This passion towards his career feeds into his passion to spend his free time enjoying other aspects that bring one joy in life: he skis, cycles, plays music, cooks, and tries new restaurants with friends. He notes how in medicine, it can sometimes feel like the hospital is the only thing one has in their life. Especially “when a case doesn’t go well, or a patient has an unexpected complication, it helps to think back to that amazing meal you cooked for your wife, or the laugh you shared with your friends, and remember that there are important people in your life who don’t wear a patient gown or a white coat who care about you.” This self-reminder gives Dr. Gurberg the courage to go back, and try again, and become a better physician and a better surgeon. In terms of literally going back, Dr. Gurberg told Resident Doctors of BC what advice he would give if he could meet younger, beginning of residency Dr. Gurberg: he notes that he’s learned so many lessons from his friends and mentors over the past four years, some of which stand out more than others. A few of his favorites: “No one finishes residency wishing they had done less”, “A surgeon is a doctor who can operate and knows when not to” and “if you’re not getting in trouble every day, you’re just not getting caught.” What he takes away from these quotes is the notion that residency is a grueling experience, but also a fleeting period of time in which residents must learn everything they need in order to become competent physicians. Dr. Gurberg advises that “you have to look at every late night on call or difficult case as an opportunity. On the other hand, our apprenticeship is on people and it is our responsibility to do what is best for them.

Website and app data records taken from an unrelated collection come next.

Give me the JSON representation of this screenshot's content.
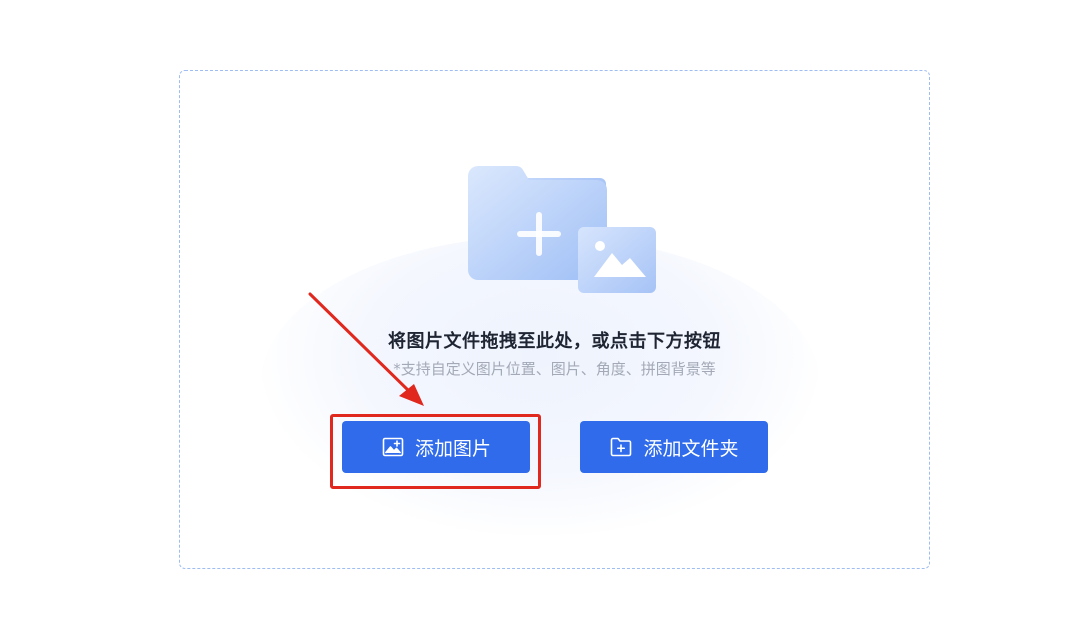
{
  "upload": {
    "title": "将图片文件拖拽至此处，或点击下方按钮",
    "subtitle": "*支持自定义图片位置、图片、角度、拼图背景等",
    "add_image_label": "添加图片",
    "add_folder_label": "添加文件夹"
  },
  "icons": {
    "illustration": "folder-plus-image-illustration",
    "add_image": "image-plus-icon",
    "add_folder": "folder-plus-icon"
  },
  "colors": {
    "accent": "#2f6bea",
    "dashed_border": "#9ebdf2",
    "annotation_red": "#e0281e"
  }
}
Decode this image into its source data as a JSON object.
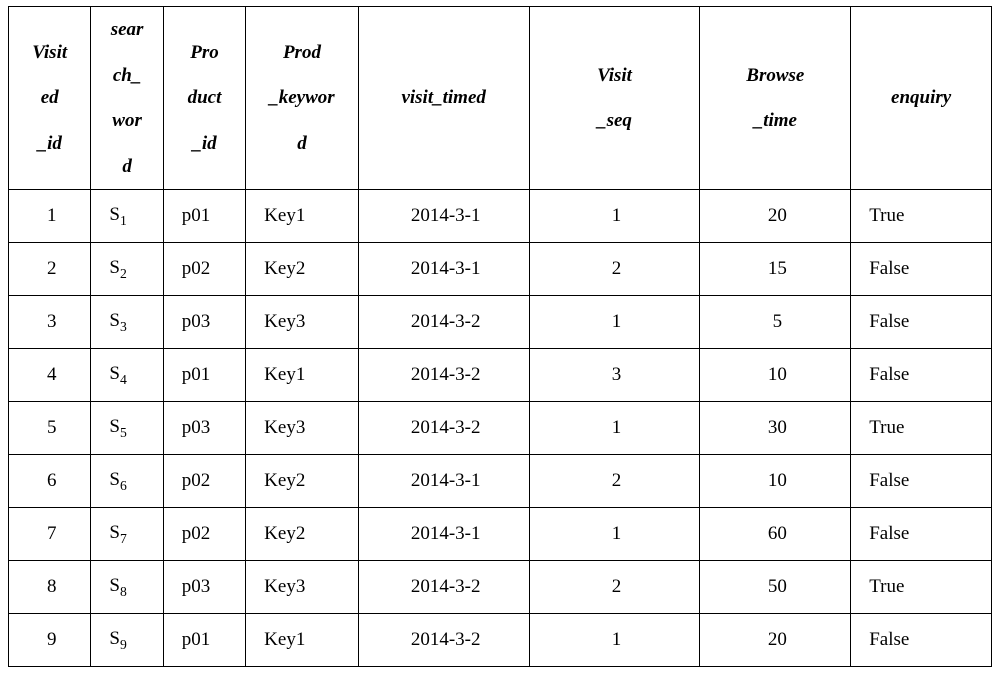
{
  "chart_data": {
    "type": "table",
    "title": "",
    "columns": [
      "Visited_id",
      "search_word",
      "Product_id",
      "Prod_keyword",
      "visit_timed",
      "Visit_seq",
      "Browse_time",
      "enquiry"
    ],
    "rows": [
      {
        "visited_id": "1",
        "search_word": "S1",
        "product_id": "p01",
        "prod_keyword": "Key1",
        "visit_timed": "2014-3-1",
        "visit_seq": "1",
        "browse_time": "20",
        "enquiry": "True"
      },
      {
        "visited_id": "2",
        "search_word": "S2",
        "product_id": "p02",
        "prod_keyword": "Key2",
        "visit_timed": "2014-3-1",
        "visit_seq": "2",
        "browse_time": "15",
        "enquiry": "False"
      },
      {
        "visited_id": "3",
        "search_word": "S3",
        "product_id": "p03",
        "prod_keyword": "Key3",
        "visit_timed": "2014-3-2",
        "visit_seq": "1",
        "browse_time": "5",
        "enquiry": "False"
      },
      {
        "visited_id": "4",
        "search_word": "S4",
        "product_id": "p01",
        "prod_keyword": "Key1",
        "visit_timed": "2014-3-2",
        "visit_seq": "3",
        "browse_time": "10",
        "enquiry": "False"
      },
      {
        "visited_id": "5",
        "search_word": "S5",
        "product_id": "p03",
        "prod_keyword": "Key3",
        "visit_timed": "2014-3-2",
        "visit_seq": "1",
        "browse_time": "30",
        "enquiry": "True"
      },
      {
        "visited_id": "6",
        "search_word": "S6",
        "product_id": "p02",
        "prod_keyword": "Key2",
        "visit_timed": "2014-3-1",
        "visit_seq": "2",
        "browse_time": "10",
        "enquiry": "False"
      },
      {
        "visited_id": "7",
        "search_word": "S7",
        "product_id": "p02",
        "prod_keyword": "Key2",
        "visit_timed": "2014-3-1",
        "visit_seq": "1",
        "browse_time": "60",
        "enquiry": "False"
      },
      {
        "visited_id": "8",
        "search_word": "S8",
        "product_id": "p03",
        "prod_keyword": "Key3",
        "visit_timed": "2014-3-2",
        "visit_seq": "2",
        "browse_time": "50",
        "enquiry": "True"
      },
      {
        "visited_id": "9",
        "search_word": "S9",
        "product_id": "p01",
        "prod_keyword": "Key1",
        "visit_timed": "2014-3-2",
        "visit_seq": "1",
        "browse_time": "20",
        "enquiry": "False"
      }
    ]
  },
  "headers": {
    "visited_id": "Visit\ned\n_id",
    "search_word": "sear\nch_\nwor\nd",
    "product_id": "Pro\nduct\n_id",
    "prod_keyword": "Prod\n_keywor\nd",
    "visit_timed": "visit_timed",
    "visit_seq": "Visit\n_seq",
    "browse_time": "Browse\n_time",
    "enquiry": "enquiry"
  }
}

And finally, we need to be on the edge of our comfort zone to truly learn and progress.” Forever the avid learner, he finished with the thought of, “Still, I think if I met the younger me, I would hold back and give myself the chance to figure it all out for myself.”